Yesterday, the United States Court of Appeals for the Eleventh Circuit issued an opinion in Owusu-Ansah v. Coca-Cola Company. At the time at issue in the case, Owusu-Ansah worked for Coca-Cola as a quality assurance person for customer service representatives in the company's call center ("your call is being monitored for quality assurance"). In this position, he worked mostly from home. In December 2007, however, he went to the office for a routine management meeting with his supervisor. At the meeting, according to the record as reviewed by the court, Owusu-Ansah complained about a number of instances of national origin discrimination and harassment he said he had experienced at the hands of his supervisors and coworkers. His supervisor "observed that Mr. Owusu-Ansah became agitated during the meeting, banged his hand on the table where they sat, and said that someone was 'going to pay for this.'"
Concerned about that behavior (Owusu-Ansah's, not the behavior of those who allegedly discriminated against Owusu-Ansah), company management asked him to be interviewed by a consulting psychologist. After the interview, the company placed Owusu-Ansah on paid leave to enable him to be further evaluated as a potential safety threat. The company directed Owusu-Ansah to undergo a psychiatric evaluation, which included taking the Minnesota Multiphasic Personality Inventory (MMPI). He first refused to take the MMPI, but eventually took the test in March 2008. After reviewing the results of the test, Coca-Cola allowed Owusu-Ansah to return to work in April.
Owusu-Ansah sued under the ADA, which prohibits employers from requiring current workers to undergo medical examinations or inquiries "unless such examination or inquiry is shown to be job-related and consistent with business necessity." 42 U.S.C. 12112(d)(4)(A). The district court granted summary judgment to the company, and the Eleventh Circuit yesterday affirmed.
The court of appeals held that the psychological evaluation, including the requirement that Owusu-Ansah take the MMPI, was "job-related and consistent with business necessity" (I've omitted citations and footnotes):
The evaluation was "job-related" because an "employee's ability to handle reasonably necessary stress and work reasonably well with others are essential functions of any position." [Quoting an earlier Eleventh Circuit case] Ms. Cabral reported that Mr. Owusu-Ansah – in the course of complaining about discrimination and harassment – banged his fist on the table and said in a raised voice that someone was "going to pay for this." When he was deposed, Mr. Owusu-Ansah denied having behaved that way during his meeting with Ms. Cabral, and he now points out that there were no prior incidents showing that he had a propensity for workplace violence.
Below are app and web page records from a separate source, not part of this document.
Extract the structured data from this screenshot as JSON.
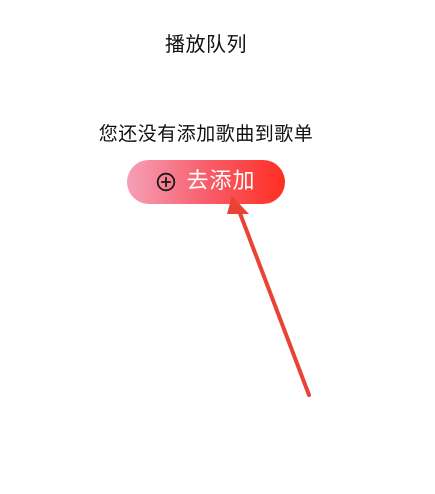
{
  "header": {
    "title": "播放队列"
  },
  "empty_state": {
    "message": "您还没有添加歌曲到歌单",
    "add_button": {
      "label": "去添加",
      "icon": "plus-circle-icon",
      "gradient_start": "#f6a0b7",
      "gradient_end": "#ff2e22"
    }
  },
  "annotation": {
    "arrow_color": "#e94335"
  }
}
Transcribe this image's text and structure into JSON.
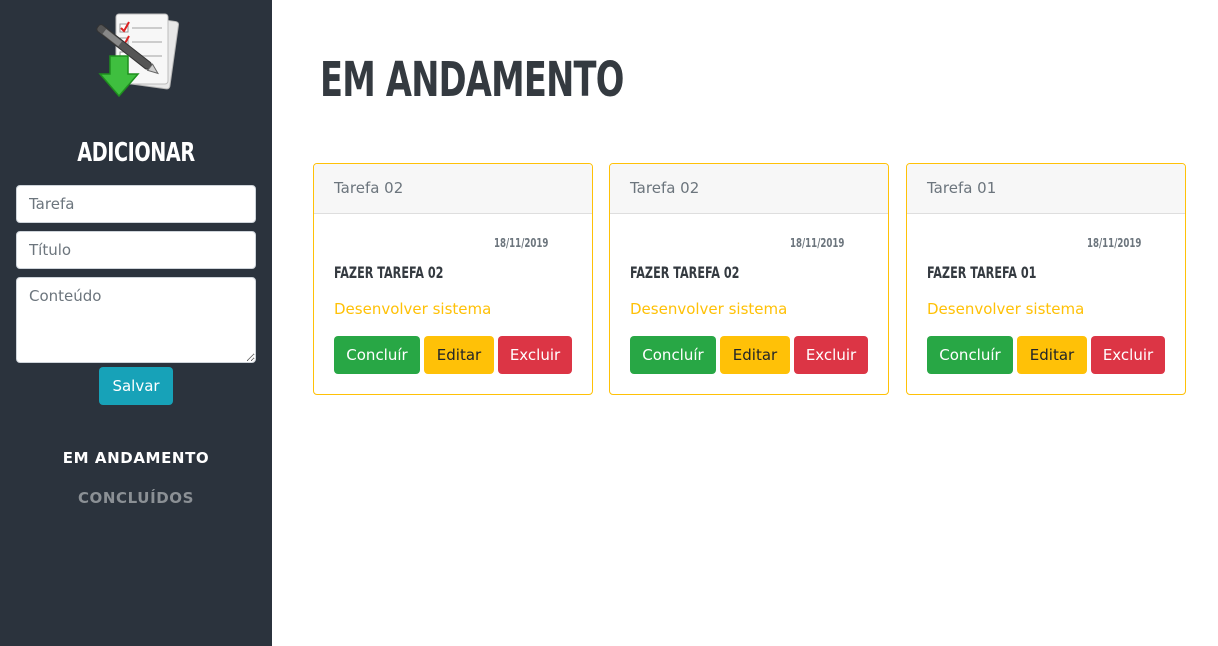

That, however, is not dispositive. Although Coca-Cola apparently never asked Mr. Owusu-Ansah for his version of what happened at the meeting, it did not rely solely on Ms. Cabral's account in ordering the evaluation. Coca-Cola knew that Mr. Owusu-Ansah had refused to speak to Ms. Welsh and Dr. Riddell about his workplace problems. In addition, Dr. McElhaney – the consulting psychologist – expressed "significant concerns" to Coca-Cola about Mr. Owusu-Ansah's emotional and psychological stability, and recommended a psychiatric/psychological fitness-for-duty evaluation.This case doesn't look to have been the best litigated by plaintiffs' counsel (who apparently failed to object to the factual aspects of the magistrate judge's recommended ruling in the district court), but the opinion is nonetheless troubling in the low bar it sets for a psychological evaluation. How many folks have raised their voices and banged on the table when complaining about workplace mistreatment without being a safety risk? I would bet it's a lot.
On this record, we conclude that Coca-Cola had a reasonable, objective concern about Mr. Owusu-Ansah's mental state, which affected job performance and potentially threatened the safety of its other employees. Though Mr. Owusu- Ansah worked from home, he had access to and was required to attend meetings at the Dunwoody call center.
For basically the same reasons, the evaluation was also "consistent with business necessity." Though it may not be one of the traditional canons of statutory construction, common sense is not irrelevant in construing statutes,4 and in our view an employer can lawfully require a psychiatric/psychological fitness- for-duty evaluation under § 12112(d)(4)(A) if it has information suggesting that an employee is unstable and may pose a danger to others.